##### SUPPLIED DATA #####

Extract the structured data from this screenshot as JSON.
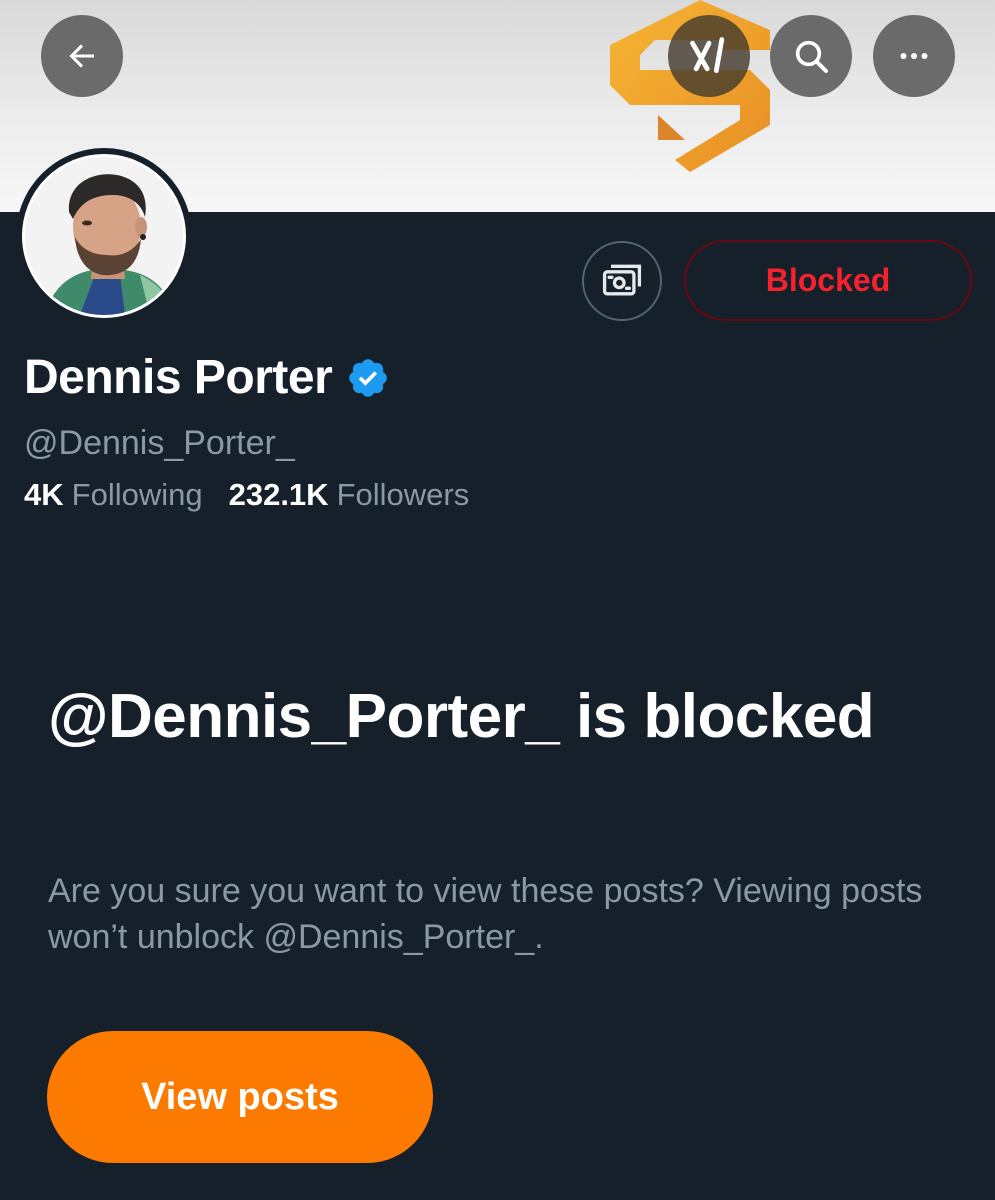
{
  "header": {
    "back_icon": "arrow-left-icon",
    "grok_icon": "grok-icon",
    "search_icon": "search-icon",
    "more_icon": "more-horizontal-icon"
  },
  "profile": {
    "display_name": "Dennis Porter",
    "handle": "@Dennis_Porter_",
    "verified": true,
    "verified_color": "#1d9bf0",
    "following_count": "4K",
    "following_label": "Following",
    "followers_count": "232.1K",
    "followers_label": "Followers"
  },
  "actions": {
    "tip_icon": "money-tip-icon",
    "blocked_label": "Blocked",
    "blocked_color": "#f4212e"
  },
  "blocked_notice": {
    "title": "@Dennis_Porter_ is blocked",
    "description": "Are you sure you want to view these posts? Viewing posts won’t unblock @Dennis_Porter_.",
    "view_posts_label": "View posts",
    "view_posts_color": "#fd7a00"
  },
  "colors": {
    "background": "#15202b",
    "secondary_text": "#8b98a5",
    "banner_logo_orange": "#f5a623"
  }
}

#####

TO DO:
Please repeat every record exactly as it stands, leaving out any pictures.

ANSWER TO THIS TASK:
Extract the structured data from this screenshot as JSON.
{
  "header": {
    "back_icon": "arrow-left-icon",
    "grok_icon": "grok-icon",
    "search_icon": "search-icon",
    "more_icon": "more-horizontal-icon"
  },
  "profile": {
    "display_name": "Dennis Porter",
    "handle": "@Dennis_Porter_",
    "verified": true,
    "verified_color": "#1d9bf0",
    "following_count": "4K",
    "following_label": "Following",
    "followers_count": "232.1K",
    "followers_label": "Followers"
  },
  "actions": {
    "tip_icon": "money-tip-icon",
    "blocked_label": "Blocked",
    "blocked_color": "#f4212e"
  },
  "blocked_notice": {
    "title": "@Dennis_Porter_ is blocked",
    "description": "Are you sure you want to view these posts? Viewing posts won’t unblock @Dennis_Porter_.",
    "view_posts_label": "View posts",
    "view_posts_color": "#fd7a00"
  },
  "colors": {
    "background": "#15202b",
    "secondary_text": "#8b98a5",
    "banner_logo_orange": "#f5a623"
  }
}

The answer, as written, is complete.